### EXERCISE
Copy all lines containing the string "true" from the records below.

(ENTRIES PROVIDED Opens)

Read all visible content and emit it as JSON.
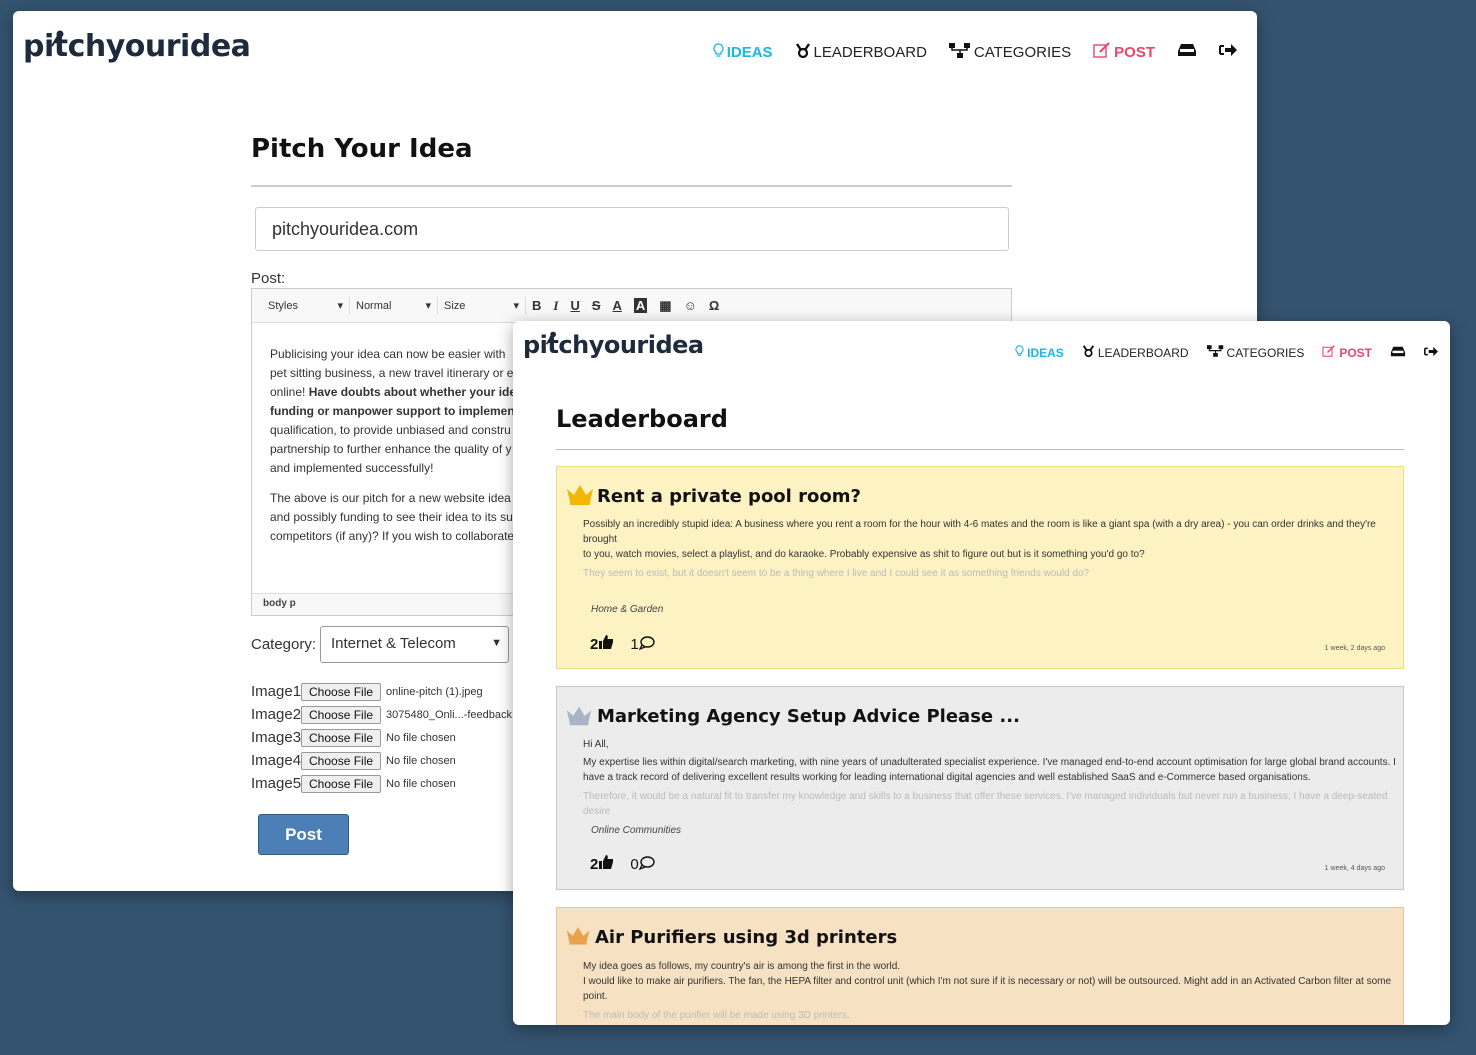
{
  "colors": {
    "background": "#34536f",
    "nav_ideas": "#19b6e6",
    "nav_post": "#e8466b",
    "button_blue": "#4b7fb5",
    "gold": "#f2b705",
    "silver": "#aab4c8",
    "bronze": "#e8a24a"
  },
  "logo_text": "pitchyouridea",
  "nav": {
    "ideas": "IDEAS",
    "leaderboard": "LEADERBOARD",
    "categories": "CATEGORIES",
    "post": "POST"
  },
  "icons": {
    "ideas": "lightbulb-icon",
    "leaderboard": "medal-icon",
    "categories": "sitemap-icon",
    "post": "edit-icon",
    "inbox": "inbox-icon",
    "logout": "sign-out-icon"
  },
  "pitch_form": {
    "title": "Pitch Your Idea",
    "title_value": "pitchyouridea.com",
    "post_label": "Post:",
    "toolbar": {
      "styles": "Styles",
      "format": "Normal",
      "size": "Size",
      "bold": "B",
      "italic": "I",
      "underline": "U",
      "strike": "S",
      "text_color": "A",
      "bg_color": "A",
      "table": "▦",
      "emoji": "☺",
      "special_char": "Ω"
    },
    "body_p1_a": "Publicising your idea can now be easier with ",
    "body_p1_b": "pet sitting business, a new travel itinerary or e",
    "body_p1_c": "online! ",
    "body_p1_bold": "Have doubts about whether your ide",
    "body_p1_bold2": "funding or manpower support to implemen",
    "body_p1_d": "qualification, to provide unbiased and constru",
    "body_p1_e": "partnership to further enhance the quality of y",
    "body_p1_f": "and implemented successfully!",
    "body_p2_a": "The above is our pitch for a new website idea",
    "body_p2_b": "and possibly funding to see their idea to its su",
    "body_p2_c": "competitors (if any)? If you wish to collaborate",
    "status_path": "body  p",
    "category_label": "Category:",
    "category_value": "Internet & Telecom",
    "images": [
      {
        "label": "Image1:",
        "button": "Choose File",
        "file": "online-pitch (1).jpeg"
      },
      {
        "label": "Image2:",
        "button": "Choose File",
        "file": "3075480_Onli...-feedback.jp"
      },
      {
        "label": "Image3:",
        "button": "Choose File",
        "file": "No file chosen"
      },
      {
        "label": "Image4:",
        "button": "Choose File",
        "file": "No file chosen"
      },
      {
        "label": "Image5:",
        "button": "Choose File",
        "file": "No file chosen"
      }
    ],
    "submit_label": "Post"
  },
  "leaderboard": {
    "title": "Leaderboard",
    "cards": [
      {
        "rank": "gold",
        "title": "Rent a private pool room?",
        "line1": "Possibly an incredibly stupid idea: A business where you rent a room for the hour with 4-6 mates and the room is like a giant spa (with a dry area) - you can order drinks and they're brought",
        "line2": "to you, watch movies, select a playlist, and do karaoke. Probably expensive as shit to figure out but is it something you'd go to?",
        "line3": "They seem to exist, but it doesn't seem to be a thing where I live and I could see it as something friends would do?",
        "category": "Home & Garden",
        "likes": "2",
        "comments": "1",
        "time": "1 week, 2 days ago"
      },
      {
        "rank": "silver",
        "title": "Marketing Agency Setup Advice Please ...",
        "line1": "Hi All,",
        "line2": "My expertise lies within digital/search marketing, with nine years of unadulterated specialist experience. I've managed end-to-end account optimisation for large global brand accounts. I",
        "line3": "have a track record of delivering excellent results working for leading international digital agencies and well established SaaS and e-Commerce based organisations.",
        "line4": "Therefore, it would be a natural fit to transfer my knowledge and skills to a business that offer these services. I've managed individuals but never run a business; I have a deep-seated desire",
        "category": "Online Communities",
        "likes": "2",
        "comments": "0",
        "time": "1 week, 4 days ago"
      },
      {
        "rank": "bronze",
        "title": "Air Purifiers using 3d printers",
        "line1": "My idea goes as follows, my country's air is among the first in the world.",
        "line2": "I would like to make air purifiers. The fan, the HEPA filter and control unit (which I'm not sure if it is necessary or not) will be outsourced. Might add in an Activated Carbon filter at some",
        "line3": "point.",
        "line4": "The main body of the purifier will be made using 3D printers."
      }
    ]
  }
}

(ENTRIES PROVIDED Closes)
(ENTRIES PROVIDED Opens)

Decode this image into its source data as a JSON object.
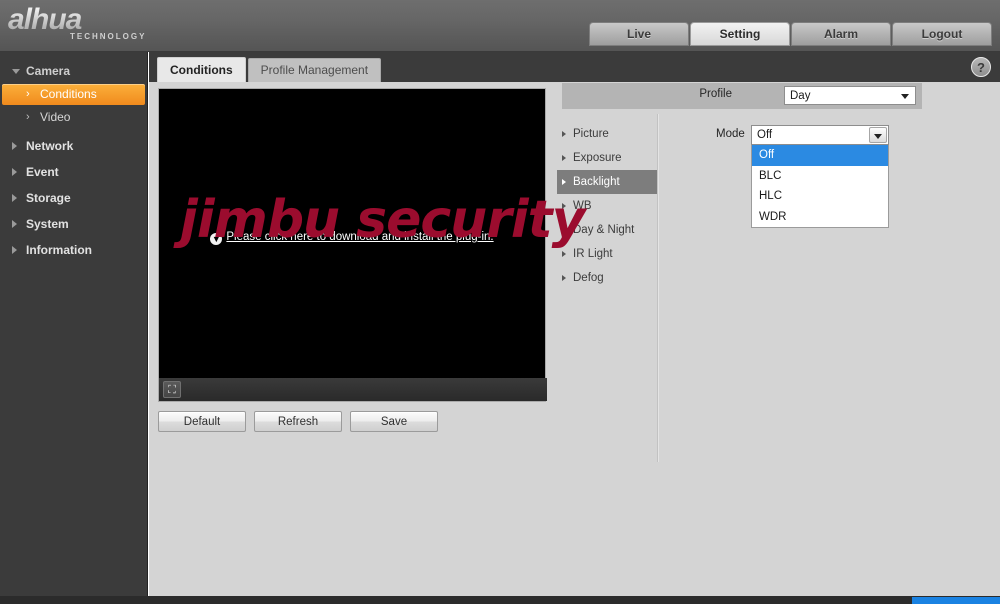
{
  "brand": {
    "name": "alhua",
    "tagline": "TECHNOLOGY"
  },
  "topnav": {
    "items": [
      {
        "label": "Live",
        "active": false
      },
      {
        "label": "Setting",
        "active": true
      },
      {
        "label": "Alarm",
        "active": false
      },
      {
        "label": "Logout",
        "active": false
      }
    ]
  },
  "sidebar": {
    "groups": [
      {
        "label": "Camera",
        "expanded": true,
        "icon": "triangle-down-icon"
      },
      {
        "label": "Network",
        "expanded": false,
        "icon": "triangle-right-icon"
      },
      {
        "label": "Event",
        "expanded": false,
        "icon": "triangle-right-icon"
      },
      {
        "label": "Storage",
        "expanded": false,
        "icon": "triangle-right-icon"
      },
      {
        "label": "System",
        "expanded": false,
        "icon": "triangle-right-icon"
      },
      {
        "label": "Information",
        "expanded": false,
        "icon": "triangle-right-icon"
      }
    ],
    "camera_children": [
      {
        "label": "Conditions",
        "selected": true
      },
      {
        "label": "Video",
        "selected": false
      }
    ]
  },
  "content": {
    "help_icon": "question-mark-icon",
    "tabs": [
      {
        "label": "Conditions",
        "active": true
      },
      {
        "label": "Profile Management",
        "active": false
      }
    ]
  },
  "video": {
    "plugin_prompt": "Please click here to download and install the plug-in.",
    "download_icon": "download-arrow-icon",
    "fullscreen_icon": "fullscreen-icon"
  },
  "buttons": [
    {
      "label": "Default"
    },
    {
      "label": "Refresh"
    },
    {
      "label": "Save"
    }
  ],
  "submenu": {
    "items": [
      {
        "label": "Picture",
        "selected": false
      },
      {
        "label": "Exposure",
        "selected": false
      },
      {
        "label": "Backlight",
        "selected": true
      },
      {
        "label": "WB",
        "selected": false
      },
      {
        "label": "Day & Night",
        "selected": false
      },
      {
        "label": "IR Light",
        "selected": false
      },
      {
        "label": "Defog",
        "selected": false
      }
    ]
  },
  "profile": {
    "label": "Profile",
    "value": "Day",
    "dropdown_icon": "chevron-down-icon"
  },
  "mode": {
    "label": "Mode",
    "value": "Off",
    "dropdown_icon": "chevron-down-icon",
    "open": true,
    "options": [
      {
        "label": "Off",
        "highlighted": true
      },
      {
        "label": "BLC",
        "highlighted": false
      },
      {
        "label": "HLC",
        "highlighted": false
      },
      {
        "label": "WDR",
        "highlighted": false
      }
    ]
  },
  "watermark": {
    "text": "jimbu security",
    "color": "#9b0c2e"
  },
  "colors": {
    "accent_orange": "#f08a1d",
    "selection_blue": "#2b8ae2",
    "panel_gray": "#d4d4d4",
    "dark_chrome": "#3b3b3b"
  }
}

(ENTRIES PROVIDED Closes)
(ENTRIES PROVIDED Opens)

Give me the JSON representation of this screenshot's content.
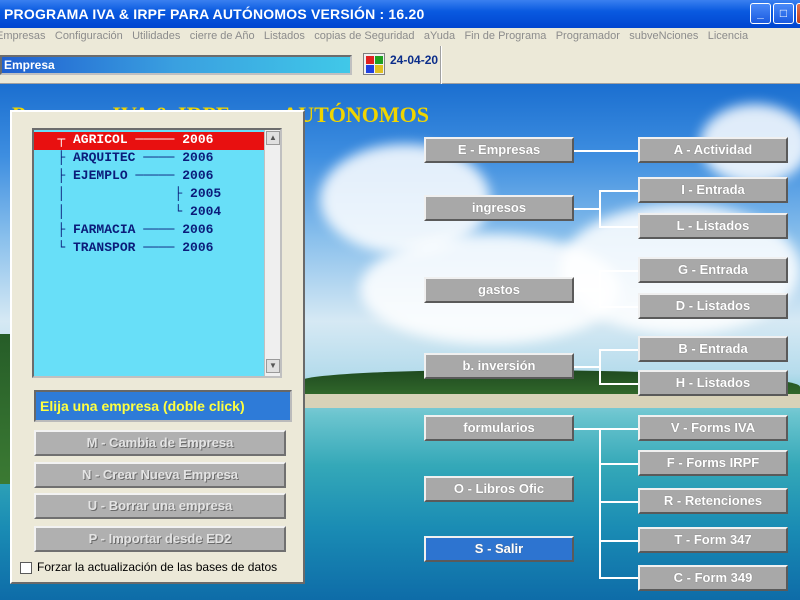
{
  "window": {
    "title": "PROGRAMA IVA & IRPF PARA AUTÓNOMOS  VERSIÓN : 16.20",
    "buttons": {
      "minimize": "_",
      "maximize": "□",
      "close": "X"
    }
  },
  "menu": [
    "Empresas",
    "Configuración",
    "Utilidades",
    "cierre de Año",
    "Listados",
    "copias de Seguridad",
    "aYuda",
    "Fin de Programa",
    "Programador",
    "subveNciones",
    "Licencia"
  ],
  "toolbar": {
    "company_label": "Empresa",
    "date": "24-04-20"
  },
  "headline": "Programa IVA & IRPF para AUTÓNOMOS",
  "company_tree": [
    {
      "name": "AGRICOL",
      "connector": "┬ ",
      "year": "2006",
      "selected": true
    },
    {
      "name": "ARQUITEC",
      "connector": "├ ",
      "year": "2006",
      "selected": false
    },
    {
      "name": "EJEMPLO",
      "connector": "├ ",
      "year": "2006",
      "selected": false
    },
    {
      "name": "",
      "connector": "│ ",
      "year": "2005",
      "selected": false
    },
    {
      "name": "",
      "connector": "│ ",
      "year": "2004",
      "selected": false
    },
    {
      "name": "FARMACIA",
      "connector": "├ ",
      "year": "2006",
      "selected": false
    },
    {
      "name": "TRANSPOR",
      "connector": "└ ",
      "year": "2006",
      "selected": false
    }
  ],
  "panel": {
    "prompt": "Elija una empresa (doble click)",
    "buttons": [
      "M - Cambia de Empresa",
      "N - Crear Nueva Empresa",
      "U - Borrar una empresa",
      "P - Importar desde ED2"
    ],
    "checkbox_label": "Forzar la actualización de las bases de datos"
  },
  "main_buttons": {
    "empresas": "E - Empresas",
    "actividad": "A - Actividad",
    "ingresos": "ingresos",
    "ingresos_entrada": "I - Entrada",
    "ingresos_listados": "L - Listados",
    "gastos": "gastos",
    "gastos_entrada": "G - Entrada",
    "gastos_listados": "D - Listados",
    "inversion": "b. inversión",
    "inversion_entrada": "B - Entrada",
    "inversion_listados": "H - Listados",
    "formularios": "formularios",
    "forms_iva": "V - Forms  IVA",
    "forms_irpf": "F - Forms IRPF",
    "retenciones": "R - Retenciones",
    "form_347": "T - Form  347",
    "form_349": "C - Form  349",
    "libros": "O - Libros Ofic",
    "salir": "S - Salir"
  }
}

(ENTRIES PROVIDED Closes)

### ANSWER FOR THIS EXERCISE
        "active": true
        "expanded": true,
        "selected": true
        "active": true
        "selected": true
    "open": true,
        "highlighted": true
      "selected": true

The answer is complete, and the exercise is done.